“Last school year, universities became the focus of pro-Morsi protests and campuses turned to war zones as police tried to suppress them. But the clampdown now is going beyond supporters of Morsi’s Muslim Brotherhood and other Islamists and threatens to silence all political activism in the universities.”

“It reflects what rights activists have warned is happening nationwide under President Abdel-Fattah el-Sissi: Dissent in general is being snuffed out in the name of fighting Islamists.”

“University presidents have been given new, unquestioned powers to expel students or fire professors suspected of involvement in protests or any political activities, without independent review of the cases.”

“[Sisi] reinstated the Mubarak-era practice by which the head of state chooses the heads of universities, a sign of how the post is seen as crucial for keeping control.”

“Moreover, the government last year ended a traditional ban on security forces entering university campuses, allowing police to move in if the university president invites them, or simply if they feel it is necessary. Elections for student unions, a major venue for campus political activity, have been called off for the time being.”

On Twitter: #Maspero

Interview of the Week

Through the lens: a dreamlike-Egypt | Laura el-Tantawy, New Internationalist
Speaking to Cristiana Moisescu, Egyptian photojournalist Laura el-Tantawy explores what it means to be a female photojournalist in one of the world’s most populated cities.

Tantawy recalls the emotional and trying experience of telling the story of victims of conflict:

“It was never difficult to get access to people, which eventually became a problem for me. I know it usually works the other way around, but sometimes when people open their door too wide, you really understand the breadth of the responsibility you carry with you when you do this sort of work.”

Working as a female photojournalist in Egypt has come with its own set of challenges:

“The streets of Cairo are never a comfortable place.
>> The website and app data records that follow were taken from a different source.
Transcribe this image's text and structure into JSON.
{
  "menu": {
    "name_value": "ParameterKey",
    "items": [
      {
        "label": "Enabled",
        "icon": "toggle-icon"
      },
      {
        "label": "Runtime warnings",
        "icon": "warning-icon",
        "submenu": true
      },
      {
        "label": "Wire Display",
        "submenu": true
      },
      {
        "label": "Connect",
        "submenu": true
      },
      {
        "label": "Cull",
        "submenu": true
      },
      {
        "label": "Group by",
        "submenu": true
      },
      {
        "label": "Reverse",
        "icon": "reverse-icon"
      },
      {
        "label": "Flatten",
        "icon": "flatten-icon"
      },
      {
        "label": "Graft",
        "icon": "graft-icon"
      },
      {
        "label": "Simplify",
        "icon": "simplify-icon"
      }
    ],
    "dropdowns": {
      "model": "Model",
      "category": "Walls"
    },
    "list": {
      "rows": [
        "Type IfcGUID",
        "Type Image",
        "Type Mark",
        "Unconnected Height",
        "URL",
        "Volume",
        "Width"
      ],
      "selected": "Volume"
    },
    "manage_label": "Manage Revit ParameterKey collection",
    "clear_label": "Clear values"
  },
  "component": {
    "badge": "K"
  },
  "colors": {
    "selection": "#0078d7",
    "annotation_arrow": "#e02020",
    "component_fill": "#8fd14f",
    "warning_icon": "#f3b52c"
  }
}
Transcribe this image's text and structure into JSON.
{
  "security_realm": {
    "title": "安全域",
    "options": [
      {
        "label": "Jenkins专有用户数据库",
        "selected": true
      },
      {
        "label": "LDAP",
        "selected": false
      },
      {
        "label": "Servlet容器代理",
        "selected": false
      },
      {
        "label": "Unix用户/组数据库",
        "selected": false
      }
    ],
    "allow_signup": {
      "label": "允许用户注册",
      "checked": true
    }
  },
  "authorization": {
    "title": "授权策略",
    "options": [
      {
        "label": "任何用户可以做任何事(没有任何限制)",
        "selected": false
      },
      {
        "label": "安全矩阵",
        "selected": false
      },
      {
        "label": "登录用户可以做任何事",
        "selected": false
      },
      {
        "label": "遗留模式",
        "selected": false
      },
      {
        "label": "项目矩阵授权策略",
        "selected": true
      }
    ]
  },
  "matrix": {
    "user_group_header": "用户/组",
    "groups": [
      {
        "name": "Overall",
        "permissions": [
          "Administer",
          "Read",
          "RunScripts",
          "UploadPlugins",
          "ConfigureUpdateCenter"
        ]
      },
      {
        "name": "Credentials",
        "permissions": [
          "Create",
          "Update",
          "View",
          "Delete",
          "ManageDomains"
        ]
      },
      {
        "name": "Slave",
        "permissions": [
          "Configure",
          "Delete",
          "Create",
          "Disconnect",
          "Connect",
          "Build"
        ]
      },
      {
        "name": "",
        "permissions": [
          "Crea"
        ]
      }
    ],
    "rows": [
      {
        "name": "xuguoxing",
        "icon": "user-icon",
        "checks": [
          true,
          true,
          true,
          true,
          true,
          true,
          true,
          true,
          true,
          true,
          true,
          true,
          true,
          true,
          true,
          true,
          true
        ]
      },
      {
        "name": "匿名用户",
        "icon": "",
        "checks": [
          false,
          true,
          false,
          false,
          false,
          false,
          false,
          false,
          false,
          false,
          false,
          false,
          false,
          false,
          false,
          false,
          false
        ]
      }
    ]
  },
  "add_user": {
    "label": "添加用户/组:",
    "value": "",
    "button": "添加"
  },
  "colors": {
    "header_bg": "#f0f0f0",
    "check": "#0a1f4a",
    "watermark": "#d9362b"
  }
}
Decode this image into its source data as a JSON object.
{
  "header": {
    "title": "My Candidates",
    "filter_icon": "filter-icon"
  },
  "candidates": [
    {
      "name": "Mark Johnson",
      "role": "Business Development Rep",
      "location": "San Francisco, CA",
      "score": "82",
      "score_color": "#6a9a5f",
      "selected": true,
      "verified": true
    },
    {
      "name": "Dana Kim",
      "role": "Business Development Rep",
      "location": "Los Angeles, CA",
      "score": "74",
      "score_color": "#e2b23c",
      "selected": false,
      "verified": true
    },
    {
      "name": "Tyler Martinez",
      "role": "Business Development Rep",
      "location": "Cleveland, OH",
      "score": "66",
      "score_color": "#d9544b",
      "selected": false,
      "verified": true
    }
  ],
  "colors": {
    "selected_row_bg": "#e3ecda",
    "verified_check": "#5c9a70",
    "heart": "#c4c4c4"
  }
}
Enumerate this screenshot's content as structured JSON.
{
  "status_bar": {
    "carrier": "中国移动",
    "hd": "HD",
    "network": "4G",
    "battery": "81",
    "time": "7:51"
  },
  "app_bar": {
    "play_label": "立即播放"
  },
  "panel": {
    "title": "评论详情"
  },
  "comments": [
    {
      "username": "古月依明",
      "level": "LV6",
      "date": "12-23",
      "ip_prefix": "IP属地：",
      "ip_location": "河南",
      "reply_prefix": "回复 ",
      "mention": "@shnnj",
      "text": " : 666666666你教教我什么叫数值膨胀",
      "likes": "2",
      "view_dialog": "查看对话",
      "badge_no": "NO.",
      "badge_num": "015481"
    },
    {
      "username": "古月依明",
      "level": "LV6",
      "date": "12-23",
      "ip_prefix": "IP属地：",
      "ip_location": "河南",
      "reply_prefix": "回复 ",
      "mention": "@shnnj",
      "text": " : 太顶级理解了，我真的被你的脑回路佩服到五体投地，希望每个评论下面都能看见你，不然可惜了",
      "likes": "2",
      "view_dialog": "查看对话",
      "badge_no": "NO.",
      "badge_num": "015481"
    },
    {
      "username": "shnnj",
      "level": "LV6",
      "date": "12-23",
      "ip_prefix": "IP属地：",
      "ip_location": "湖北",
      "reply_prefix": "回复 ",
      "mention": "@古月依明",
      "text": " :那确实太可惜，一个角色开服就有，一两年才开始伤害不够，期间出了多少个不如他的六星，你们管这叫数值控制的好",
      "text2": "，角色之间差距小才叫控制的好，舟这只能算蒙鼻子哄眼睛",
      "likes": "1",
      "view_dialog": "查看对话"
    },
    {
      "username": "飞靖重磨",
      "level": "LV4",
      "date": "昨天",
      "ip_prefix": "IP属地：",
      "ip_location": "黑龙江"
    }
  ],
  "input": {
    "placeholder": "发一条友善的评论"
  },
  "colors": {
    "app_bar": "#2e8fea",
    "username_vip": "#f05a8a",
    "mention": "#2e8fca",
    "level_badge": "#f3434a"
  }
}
In fact, I am always terrified when I am on the street, but I realize that in order to photograph I have to put myself there.

It’s a very ‘dirty’ experience, not just because of the stares you constantly get for no reason but being a girl, but also the comments and the general vibe that there is nowhere for you to hide, no place to go.”